Sunday, 15 September 2013

Savitzky-Golay Filter Convolution Coefficients

My investigation so far has had me reading General Least Squares Smoothing And Differentiation By The Convolution Method, a paper in the reference section of the Wikipedia page on Savitzky-Golay filters. In this paper there is Pascal code for calculating the convolution coefficients for a Savitzky-Golay filter, and in the code box below is my C++ translation of this Pascal code. Nb, due to formatting issues the symbol "<" appears as ampersand lt semi-colon in this code.
// Calculate Savitzky-Golay Convolution Coefficients
using namespace std;

double GenFact (int a, int b)
{ // calculates the generalised factorial (a)(a-1)...(a-b+1)

  double gf = 1.0 ;
  for ( int jj = (a-b+1) ; jj &lt; a+1 ; jj ++ ) 
    gf = gf * jj ; 
    return (gf) ;
} // end of GenFact function

double GramPoly( int i , int m , int k , int s )
{ // Calculates the Gram Polynomial ( s = 0 ), or its s'th
  // derivative evaluated at i, order k, over 2m + 1 points
double gp_val ;  

if ( k > 0 )
gp_val = (4.0*k-2.0)/(k*(2.0*m-k+1.0))*(i*GramPoly(i,m,k-1,s) + s*GramPoly(i,m,k-1.0,s-1.0)) - ((k-1.0)*(2.0*m+k))/(k*(2.0*m-k+1.0))*GramPoly(i,m,k-2.0,s) ;
  if ( ( k == 0 ) && ( s == 0 ) )
     gp_val = 1.0 ;
     gp_val = 0.0 ;
  } // end of if k = 0 & s = 0  
} // end of if k > 0

return ( gp_val ) ;

} // end of GramPoly function

double Weight( int i , int t , int m , int n , int s )
{ // calculates the weight of the i'th data point for the t'th Least-square
  // point of the s'th derivative, over 2m + 1 points, order n

double sum = 0.0 ;

for ( int k = 0 ; k &lt; n + 1 ; k++ )
sum += (2.0*k+1.0) * ( GenFact(2.0*m,k) / GenFact(2.0*m+k+1.0,k+1.0) ) * GramPoly(i,m,k,0) * GramPoly(t,m,k,s) ;    
} // end of for loop

return ( sum ) ;
} // end of Weight function

int main ()
{ // calculates the weight of the i'th data point (1st variable) for the t'th   Least-square point (2nd variable) of the s'th derivative (5th variable), over 2m + 1 points (3rd variable), order n (4th variable)
  double z ;
  z = Weight (4,4,4,2,0) ; // adjust input variables for required output
  cout &lt;&lt; "The result is " &lt;&lt; z ;
  return 0 ;
Whilst I don't claim to understand all the mathematics behind this, the use of the output of this code is conceptually not that much more difficult than a FIR filter, i.e. multiply each value in a look back window by some coefficient, except that a polynomial of a given order is being least squares fit to all points in the window rather than, for example, an average of all the points being calculated. The code gives the user the ability to calculate the value of the polynomial at each point in the window, or its derivative(s) at that point.
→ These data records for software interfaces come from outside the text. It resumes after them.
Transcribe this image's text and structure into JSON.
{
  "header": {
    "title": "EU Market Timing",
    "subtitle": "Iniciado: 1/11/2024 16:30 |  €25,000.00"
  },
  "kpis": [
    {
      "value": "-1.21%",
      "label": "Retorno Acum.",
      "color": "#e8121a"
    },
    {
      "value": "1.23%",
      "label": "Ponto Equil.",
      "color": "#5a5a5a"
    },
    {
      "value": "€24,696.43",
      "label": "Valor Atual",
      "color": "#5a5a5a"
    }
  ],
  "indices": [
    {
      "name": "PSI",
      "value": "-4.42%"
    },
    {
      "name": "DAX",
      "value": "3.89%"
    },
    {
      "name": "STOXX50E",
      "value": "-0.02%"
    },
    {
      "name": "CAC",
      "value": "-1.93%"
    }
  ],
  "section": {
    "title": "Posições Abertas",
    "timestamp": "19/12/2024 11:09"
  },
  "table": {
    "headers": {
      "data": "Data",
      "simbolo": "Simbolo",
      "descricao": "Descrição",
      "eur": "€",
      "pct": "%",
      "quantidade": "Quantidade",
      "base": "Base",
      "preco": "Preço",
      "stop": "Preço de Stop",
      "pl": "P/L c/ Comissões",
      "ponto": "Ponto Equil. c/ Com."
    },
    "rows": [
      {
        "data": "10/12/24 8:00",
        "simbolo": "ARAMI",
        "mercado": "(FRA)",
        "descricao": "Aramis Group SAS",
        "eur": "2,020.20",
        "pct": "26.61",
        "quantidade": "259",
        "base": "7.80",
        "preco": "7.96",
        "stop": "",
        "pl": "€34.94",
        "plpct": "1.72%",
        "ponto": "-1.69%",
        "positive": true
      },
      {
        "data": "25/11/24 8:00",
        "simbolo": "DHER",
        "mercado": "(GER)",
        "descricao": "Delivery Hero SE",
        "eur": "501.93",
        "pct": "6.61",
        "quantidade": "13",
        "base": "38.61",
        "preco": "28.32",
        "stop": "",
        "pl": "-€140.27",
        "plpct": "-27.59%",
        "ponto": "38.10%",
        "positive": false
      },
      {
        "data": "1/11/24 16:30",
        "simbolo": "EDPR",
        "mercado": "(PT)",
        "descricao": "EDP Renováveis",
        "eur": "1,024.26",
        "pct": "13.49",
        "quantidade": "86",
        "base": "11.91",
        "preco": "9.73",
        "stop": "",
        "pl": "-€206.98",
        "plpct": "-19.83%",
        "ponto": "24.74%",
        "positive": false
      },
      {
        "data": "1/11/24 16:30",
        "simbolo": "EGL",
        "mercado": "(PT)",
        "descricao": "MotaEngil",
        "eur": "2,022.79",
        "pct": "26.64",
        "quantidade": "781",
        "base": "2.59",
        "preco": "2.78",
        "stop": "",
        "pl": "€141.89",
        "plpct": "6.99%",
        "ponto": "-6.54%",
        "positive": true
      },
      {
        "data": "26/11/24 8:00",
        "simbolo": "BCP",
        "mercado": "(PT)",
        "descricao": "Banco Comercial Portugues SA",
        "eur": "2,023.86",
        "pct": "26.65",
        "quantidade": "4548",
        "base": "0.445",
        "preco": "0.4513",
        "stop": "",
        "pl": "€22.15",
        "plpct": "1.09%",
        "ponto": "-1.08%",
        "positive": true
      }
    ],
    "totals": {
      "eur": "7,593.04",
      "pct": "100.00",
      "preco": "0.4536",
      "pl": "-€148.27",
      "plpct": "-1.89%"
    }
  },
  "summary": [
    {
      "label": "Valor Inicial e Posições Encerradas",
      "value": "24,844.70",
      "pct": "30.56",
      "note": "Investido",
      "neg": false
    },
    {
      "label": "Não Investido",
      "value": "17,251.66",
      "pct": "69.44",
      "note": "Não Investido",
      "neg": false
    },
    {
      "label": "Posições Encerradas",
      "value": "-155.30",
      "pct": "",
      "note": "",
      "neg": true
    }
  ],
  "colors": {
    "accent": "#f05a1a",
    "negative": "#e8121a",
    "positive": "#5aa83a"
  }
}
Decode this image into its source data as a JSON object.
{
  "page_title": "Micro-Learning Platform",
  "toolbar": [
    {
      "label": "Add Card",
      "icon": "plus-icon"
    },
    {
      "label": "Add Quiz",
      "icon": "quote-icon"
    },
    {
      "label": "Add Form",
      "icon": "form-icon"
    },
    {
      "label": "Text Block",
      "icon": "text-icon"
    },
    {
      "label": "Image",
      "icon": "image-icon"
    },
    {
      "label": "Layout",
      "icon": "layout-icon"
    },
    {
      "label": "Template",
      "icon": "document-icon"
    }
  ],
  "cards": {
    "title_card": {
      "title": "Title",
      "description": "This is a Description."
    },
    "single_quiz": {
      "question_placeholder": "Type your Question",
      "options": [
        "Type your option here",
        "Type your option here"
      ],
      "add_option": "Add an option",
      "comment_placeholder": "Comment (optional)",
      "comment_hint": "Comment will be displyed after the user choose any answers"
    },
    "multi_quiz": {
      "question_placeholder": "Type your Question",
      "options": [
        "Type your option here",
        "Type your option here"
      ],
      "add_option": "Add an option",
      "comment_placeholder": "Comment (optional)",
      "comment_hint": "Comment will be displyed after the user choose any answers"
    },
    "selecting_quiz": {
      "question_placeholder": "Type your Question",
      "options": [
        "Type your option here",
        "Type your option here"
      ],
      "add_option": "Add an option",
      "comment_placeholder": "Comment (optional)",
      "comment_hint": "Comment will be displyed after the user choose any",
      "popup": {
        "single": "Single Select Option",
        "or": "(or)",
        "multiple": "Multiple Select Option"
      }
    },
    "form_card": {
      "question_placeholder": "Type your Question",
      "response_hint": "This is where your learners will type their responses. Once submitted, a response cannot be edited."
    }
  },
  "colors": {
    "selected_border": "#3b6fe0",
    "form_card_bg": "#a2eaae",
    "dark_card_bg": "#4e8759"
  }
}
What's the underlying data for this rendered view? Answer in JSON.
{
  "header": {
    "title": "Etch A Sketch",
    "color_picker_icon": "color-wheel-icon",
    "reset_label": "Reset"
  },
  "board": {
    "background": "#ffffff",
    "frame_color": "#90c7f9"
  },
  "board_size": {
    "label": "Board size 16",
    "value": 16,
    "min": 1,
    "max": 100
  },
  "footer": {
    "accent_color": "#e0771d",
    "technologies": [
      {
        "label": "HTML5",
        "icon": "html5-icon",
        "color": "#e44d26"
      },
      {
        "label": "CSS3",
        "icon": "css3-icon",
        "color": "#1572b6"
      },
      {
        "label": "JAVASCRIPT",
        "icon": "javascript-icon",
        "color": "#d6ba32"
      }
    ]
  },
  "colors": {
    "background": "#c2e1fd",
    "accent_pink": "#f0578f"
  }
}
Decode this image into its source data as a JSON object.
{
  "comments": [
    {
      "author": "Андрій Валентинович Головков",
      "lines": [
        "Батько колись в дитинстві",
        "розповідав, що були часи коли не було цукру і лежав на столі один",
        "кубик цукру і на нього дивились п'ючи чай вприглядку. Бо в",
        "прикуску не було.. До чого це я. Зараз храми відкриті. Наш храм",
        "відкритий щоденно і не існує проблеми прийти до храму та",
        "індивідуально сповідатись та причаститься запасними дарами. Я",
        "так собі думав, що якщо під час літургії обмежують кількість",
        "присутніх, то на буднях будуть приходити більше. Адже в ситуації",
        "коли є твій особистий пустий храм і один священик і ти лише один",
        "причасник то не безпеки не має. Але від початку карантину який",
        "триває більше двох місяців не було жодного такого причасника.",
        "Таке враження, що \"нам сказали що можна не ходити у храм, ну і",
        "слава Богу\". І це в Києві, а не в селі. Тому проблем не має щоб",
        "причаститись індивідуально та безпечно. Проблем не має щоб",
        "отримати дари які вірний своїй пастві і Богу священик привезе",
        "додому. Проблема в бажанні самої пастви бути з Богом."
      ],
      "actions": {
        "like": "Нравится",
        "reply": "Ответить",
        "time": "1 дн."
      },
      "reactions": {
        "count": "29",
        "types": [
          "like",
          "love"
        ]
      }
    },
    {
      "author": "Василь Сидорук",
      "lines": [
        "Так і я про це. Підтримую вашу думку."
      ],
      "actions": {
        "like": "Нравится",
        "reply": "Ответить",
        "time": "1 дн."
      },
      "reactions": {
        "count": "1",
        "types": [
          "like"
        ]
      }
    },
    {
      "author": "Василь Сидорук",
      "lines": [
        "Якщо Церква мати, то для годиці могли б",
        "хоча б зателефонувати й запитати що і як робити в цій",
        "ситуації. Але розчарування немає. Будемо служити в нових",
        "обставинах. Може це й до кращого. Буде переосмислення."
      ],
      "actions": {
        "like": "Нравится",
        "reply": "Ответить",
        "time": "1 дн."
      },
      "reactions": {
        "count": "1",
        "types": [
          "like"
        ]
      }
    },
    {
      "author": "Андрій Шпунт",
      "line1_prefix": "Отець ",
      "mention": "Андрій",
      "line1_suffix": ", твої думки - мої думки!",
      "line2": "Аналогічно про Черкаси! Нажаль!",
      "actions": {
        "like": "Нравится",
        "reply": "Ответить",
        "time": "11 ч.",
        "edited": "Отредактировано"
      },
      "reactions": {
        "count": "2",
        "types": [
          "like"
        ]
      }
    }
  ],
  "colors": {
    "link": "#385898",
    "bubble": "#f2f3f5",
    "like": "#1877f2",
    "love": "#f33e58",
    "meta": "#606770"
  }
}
I would particularly draw readers' attention to the derivative(s) link above. On this page there is an animation of the slope (1st derivative) of a waveform. If this were to be applied to a price time series the possible applications become apparent: a slope of zero will pick out local highs and lows to identify local support and resistance levels; an oscillator zero crossing will give signals to go long or short; oscillator peaks will give signals to tighten stops or place profit taking orders. And why stop there? Why not use the second derivative as a measure of the acceleration of a price move? And how about the jerk and the jounce of a price series? I don't know about readers, but I have never seen a trading article, forum post or blog talk about the jerk and jounce of price series. Of course, if one were to plot all these as indicators I'm sure it would just be confusing and nigh impossible to come up with a cogent rule set to trade with. However, one doesn't have to do this oneself, and this is what I was alluding to in my earlier post when I said that the Savitzky-Golay framework might provide unique and informative inputs to my neural net trading system. Providing enough informative data is available for training, the rule set will be encapsulated within the weights of any trained neural net.


Anonymous said...

Do you think the values at the extreme are reliable? (including derivatives) . hummmm

Dekalog said...


Would you care to explain why you think the "unreliableness" of extreme values is a problem?